"""

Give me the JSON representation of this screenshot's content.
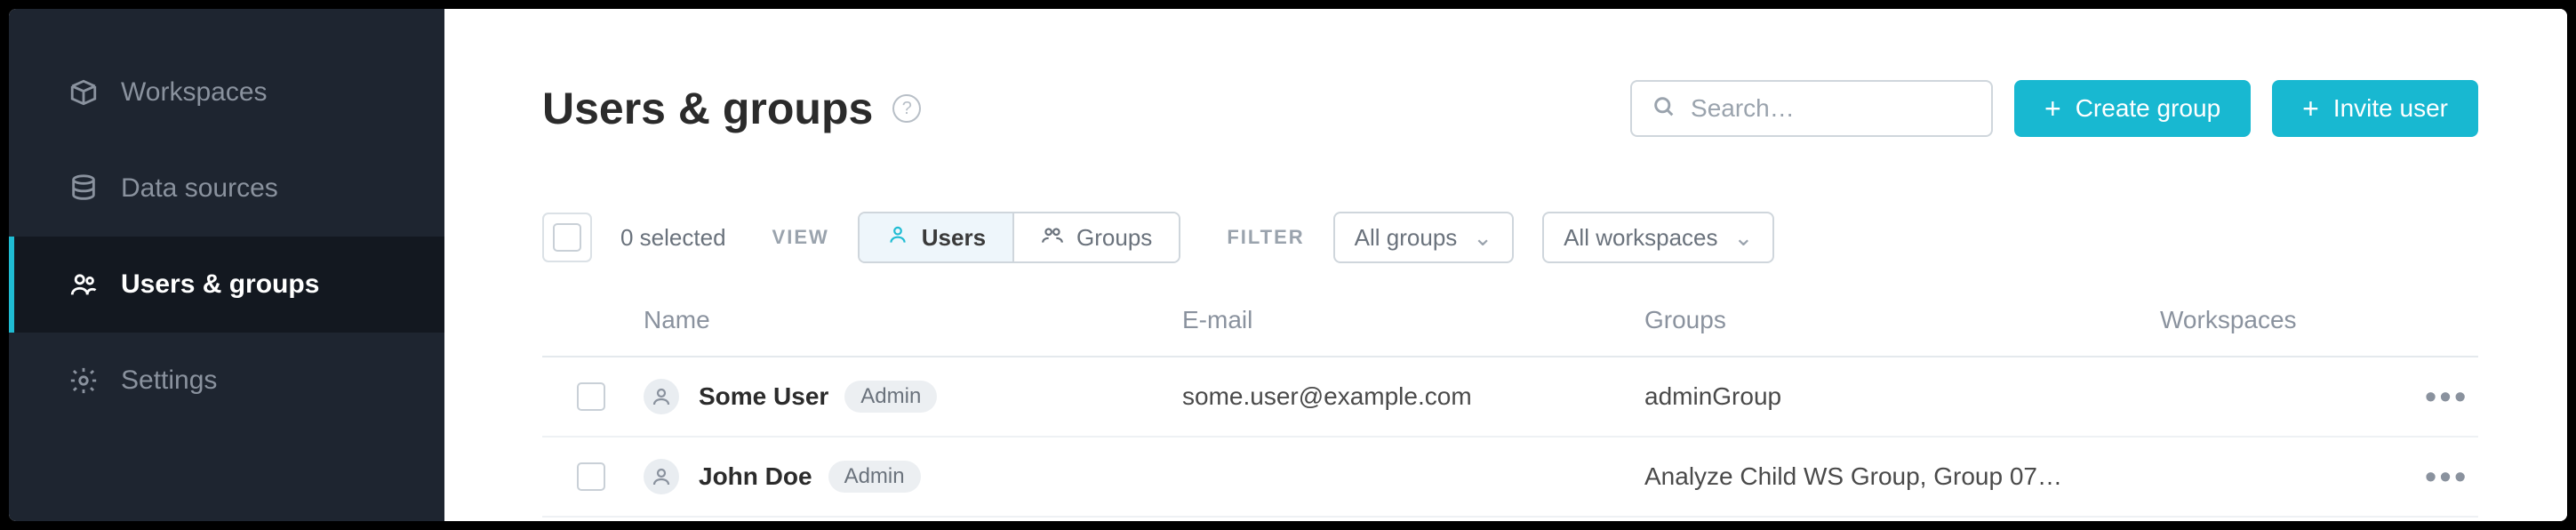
{
  "sidebar": {
    "items": [
      {
        "label": "Workspaces"
      },
      {
        "label": "Data sources"
      },
      {
        "label": "Users & groups"
      },
      {
        "label": "Settings"
      }
    ]
  },
  "header": {
    "title": "Users & groups",
    "search_placeholder": "Search…",
    "create_group": "Create group",
    "invite_user": "Invite user"
  },
  "toolbar": {
    "selected_text": "0 selected",
    "view_label": "VIEW",
    "users_tab": "Users",
    "groups_tab": "Groups",
    "filter_label": "FILTER",
    "all_groups": "All groups",
    "all_workspaces": "All workspaces"
  },
  "table": {
    "headers": {
      "name": "Name",
      "email": "E-mail",
      "groups": "Groups",
      "workspaces": "Workspaces"
    },
    "rows": [
      {
        "name": "Some User",
        "role": "Admin",
        "email": "some.user@example.com",
        "groups": "adminGroup",
        "workspaces": ""
      },
      {
        "name": "John Doe",
        "role": "Admin",
        "email": "",
        "groups": "Analyze Child WS Group, Group 07…",
        "workspaces": ""
      }
    ]
  }
}
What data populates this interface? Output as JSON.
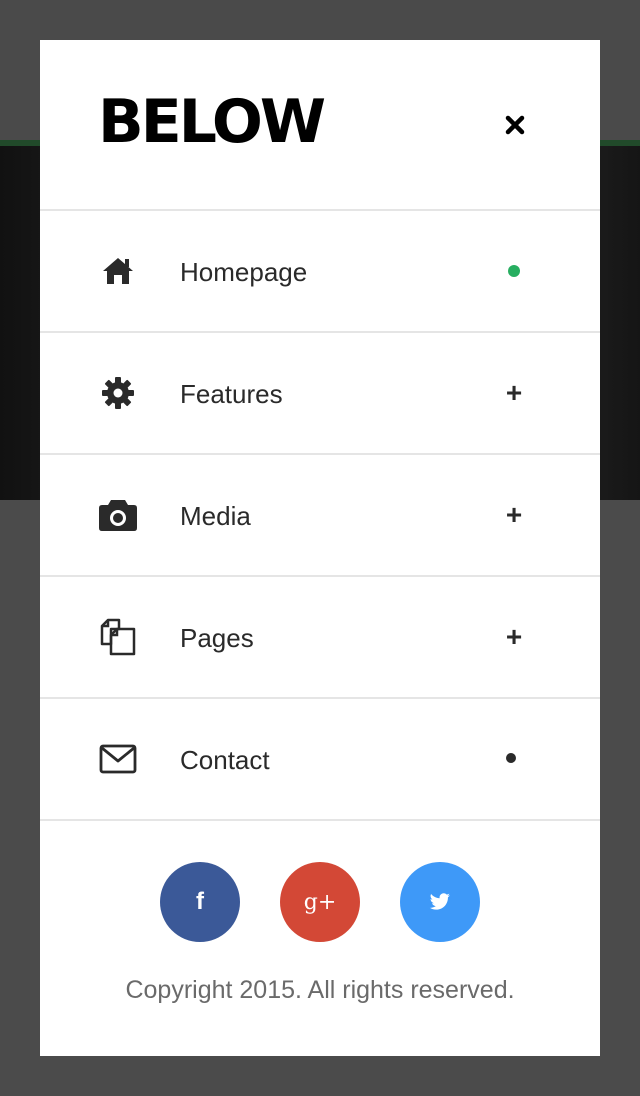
{
  "app": {
    "logo_text": "BELOW",
    "close_icon": "close-icon"
  },
  "menu": {
    "items": [
      {
        "label": "Homepage",
        "icon": "home-icon",
        "indicator": "active-dot",
        "indicator_color": "#27ae60"
      },
      {
        "label": "Features",
        "icon": "gear-icon",
        "indicator": "+"
      },
      {
        "label": "Media",
        "icon": "camera-icon",
        "indicator": "+"
      },
      {
        "label": "Pages",
        "icon": "pages-icon",
        "indicator": "+"
      },
      {
        "label": "Contact",
        "icon": "envelope-icon",
        "indicator": "dot",
        "indicator_color": "#2a2a2a"
      }
    ]
  },
  "social": [
    {
      "name": "facebook",
      "glyph": "f",
      "color": "#3b5998"
    },
    {
      "name": "google-plus",
      "glyph": "g+",
      "color": "#d34836"
    },
    {
      "name": "twitter",
      "glyph": "twitter-bird",
      "color": "#3e99f8"
    }
  ],
  "footer": {
    "copyright": "Copyright 2015. All rights reserved."
  },
  "colors": {
    "accent": "#27ae60",
    "overlay": "#4a4a4a",
    "panel": "#ffffff"
  }
}
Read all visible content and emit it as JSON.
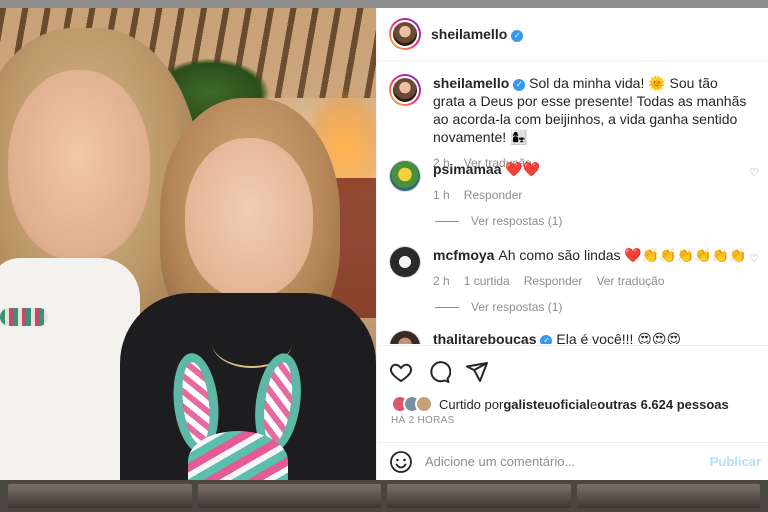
{
  "post": {
    "author": "sheilamello",
    "verified_mark": "✓"
  },
  "caption": {
    "author": "sheilamello",
    "text": " Sol da minha vida! 🌞 Sou tão grata a Deus por esse presente! Todas as manhãs ao acorda-la com beijinhos, a vida ganha sentido novamente! 👩‍👧",
    "time": "2 h",
    "translate": "Ver tradução"
  },
  "comments": [
    {
      "author": "psimamaa",
      "text": "❤️❤️",
      "time": "1 h",
      "reply": "Responder",
      "view_replies": "Ver respostas (1)"
    },
    {
      "author": "mcfmoya",
      "text": "Ah como são lindas ❤️👏👏👏👏👏👏",
      "time": "2 h",
      "likes": "1 curtida",
      "reply": "Responder",
      "translate": "Ver tradução",
      "view_replies": "Ver respostas (1)"
    },
    {
      "author": "thalitareboucas",
      "text": "Ela é você!!! 😍😍😍"
    }
  ],
  "likes": {
    "prefix": "Curtido por ",
    "user": "galisteuoficial",
    "middle": " e ",
    "others": "outras 6.624 pessoas"
  },
  "post_time": "HÁ 2 HORAS",
  "add_comment": {
    "placeholder": "Adicione um comentário...",
    "publish": "Publicar"
  },
  "icons": [
    "heart-icon",
    "comment-icon",
    "share-icon",
    "smiley-icon",
    "verified-icon"
  ],
  "colors": {
    "accent": "#3897f0",
    "publish_disabled": "#b2dffc",
    "text": "#262626",
    "muted": "#8e8e8e"
  }
}
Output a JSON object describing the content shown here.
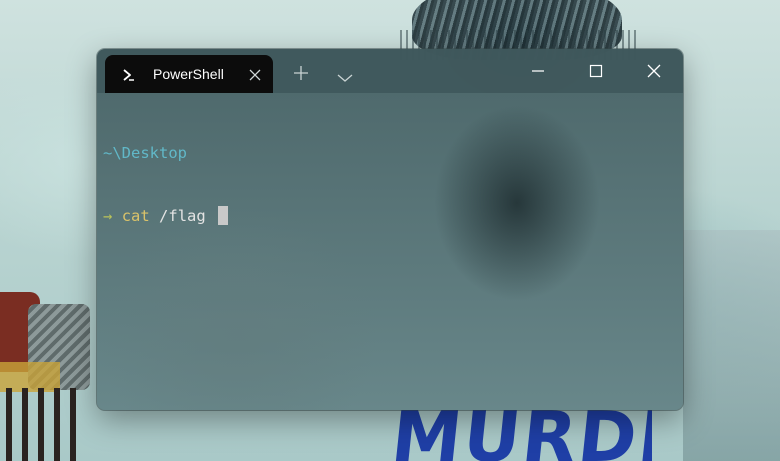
{
  "window": {
    "tab_title": "PowerShell",
    "tab_icon": "powershell-icon",
    "new_tab_icon": "plus-icon",
    "dropdown_icon": "chevron-down-icon",
    "controls": [
      "minimize-icon",
      "maximize-icon",
      "close-icon"
    ]
  },
  "terminal": {
    "path": "~\\Desktop",
    "prompt_symbol": "→",
    "command": "cat",
    "argument": "/flag"
  },
  "wallpaper": {
    "text": "MURDER"
  },
  "colors": {
    "tab_background": "#0c0c0c",
    "path": "#61b8c8",
    "prompt_arrow": "#b9c35a",
    "command": "#d9c26a",
    "argument": "#e3e3e3",
    "cursor": "#c9c9c9"
  }
}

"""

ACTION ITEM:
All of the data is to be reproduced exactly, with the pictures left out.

WORKED SOLUTION:
Give me the JSON representation of this screenshot's content.
{
  "sidebar": {
    "items": [
      {
        "label": "Workspaces"
      },
      {
        "label": "Data sources"
      },
      {
        "label": "Users & groups"
      },
      {
        "label": "Settings"
      }
    ]
  },
  "header": {
    "title": "Users & groups",
    "search_placeholder": "Search…",
    "create_group": "Create group",
    "invite_user": "Invite user"
  },
  "toolbar": {
    "selected_text": "0 selected",
    "view_label": "VIEW",
    "users_tab": "Users",
    "groups_tab": "Groups",
    "filter_label": "FILTER",
    "all_groups": "All groups",
    "all_workspaces": "All workspaces"
  },
  "table": {
    "headers": {
      "name": "Name",
      "email": "E-mail",
      "groups": "Groups",
      "workspaces": "Workspaces"
    },
    "rows": [
      {
        "name": "Some User",
        "role": "Admin",
        "email": "some.user@example.com",
        "groups": "adminGroup",
        "workspaces": ""
      },
      {
        "name": "John Doe",
        "role": "Admin",
        "email": "",
        "groups": "Analyze Child WS Group, Group 07…",
        "workspaces": ""
      }
    ]
  }
}
What data populates this interface? Output as JSON.
{
  "app": {
    "logo_text": "BELOW",
    "close_icon": "close-icon"
  },
  "menu": {
    "items": [
      {
        "label": "Homepage",
        "icon": "home-icon",
        "indicator": "active-dot",
        "indicator_color": "#27ae60"
      },
      {
        "label": "Features",
        "icon": "gear-icon",
        "indicator": "+"
      },
      {
        "label": "Media",
        "icon": "camera-icon",
        "indicator": "+"
      },
      {
        "label": "Pages",
        "icon": "pages-icon",
        "indicator": "+"
      },
      {
        "label": "Contact",
        "icon": "envelope-icon",
        "indicator": "dot",
        "indicator_color": "#2a2a2a"
      }
    ]
  },
  "social": [
    {
      "name": "facebook",
      "glyph": "f",
      "color": "#3b5998"
    },
    {
      "name": "google-plus",
      "glyph": "g+",
      "color": "#d34836"
    },
    {
      "name": "twitter",
      "glyph": "twitter-bird",
      "color": "#3e99f8"
    }
  ],
  "footer": {
    "copyright": "Copyright 2015. All rights reserved."
  },
  "colors": {
    "accent": "#27ae60",
    "overlay": "#4a4a4a",
    "panel": "#ffffff"
  }
}
Read all visible content and emit it as JSON.
{
  "post": {
    "author": "sheilamello",
    "verified_mark": "✓"
  },
  "caption": {
    "author": "sheilamello",
    "text": " Sol da minha vida! 🌞 Sou tão grata a Deus por esse presente! Todas as manhãs ao acorda-la com beijinhos, a vida ganha sentido novamente! 👩‍👧",
    "time": "2 h",
    "translate": "Ver tradução"
  },
  "comments": [
    {
      "author": "psimamaa",
      "text": "❤️❤️",
      "time": "1 h",
      "reply": "Responder",
      "view_replies": "Ver respostas (1)"
    },
    {
      "author": "mcfmoya",
      "text": "Ah como são lindas ❤️👏👏👏👏👏👏",
      "time": "2 h",
      "likes": "1 curtida",
      "reply": "Responder",
      "translate": "Ver tradução",
      "view_replies": "Ver respostas (1)"
    },
    {
      "author": "thalitareboucas",
      "text": "Ela é você!!! 😍😍😍"
    }
  ],
  "likes": {
    "prefix": "Curtido por ",
    "user": "galisteuoficial",
    "middle": " e ",
    "others": "outras 6.624 pessoas"
  },
  "post_time": "HÁ 2 HORAS",
  "add_comment": {
    "placeholder": "Adicione um comentário...",
    "publish": "Publicar"
  },
  "icons": [
    "heart-icon",
    "comment-icon",
    "share-icon",
    "smiley-icon",
    "verified-icon"
  ],
  "colors": {
    "accent": "#3897f0",
    "publish_disabled": "#b2dffc",
    "text": "#262626",
    "muted": "#8e8e8e"
  }
}
Output a JSON object describing the content shown here.
{
  "window": {
    "tab_title": "PowerShell",
    "tab_icon": "powershell-icon",
    "new_tab_icon": "plus-icon",
    "dropdown_icon": "chevron-down-icon",
    "controls": [
      "minimize-icon",
      "maximize-icon",
      "close-icon"
    ]
  },
  "terminal": {
    "path": "~\\Desktop",
    "prompt_symbol": "→",
    "command": "cat",
    "argument": "/flag"
  },
  "wallpaper": {
    "text": "MURDER"
  },
  "colors": {
    "tab_background": "#0c0c0c",
    "path": "#61b8c8",
    "prompt_arrow": "#b9c35a",
    "command": "#d9c26a",
    "argument": "#e3e3e3",
    "cursor": "#c9c9c9"
  }
}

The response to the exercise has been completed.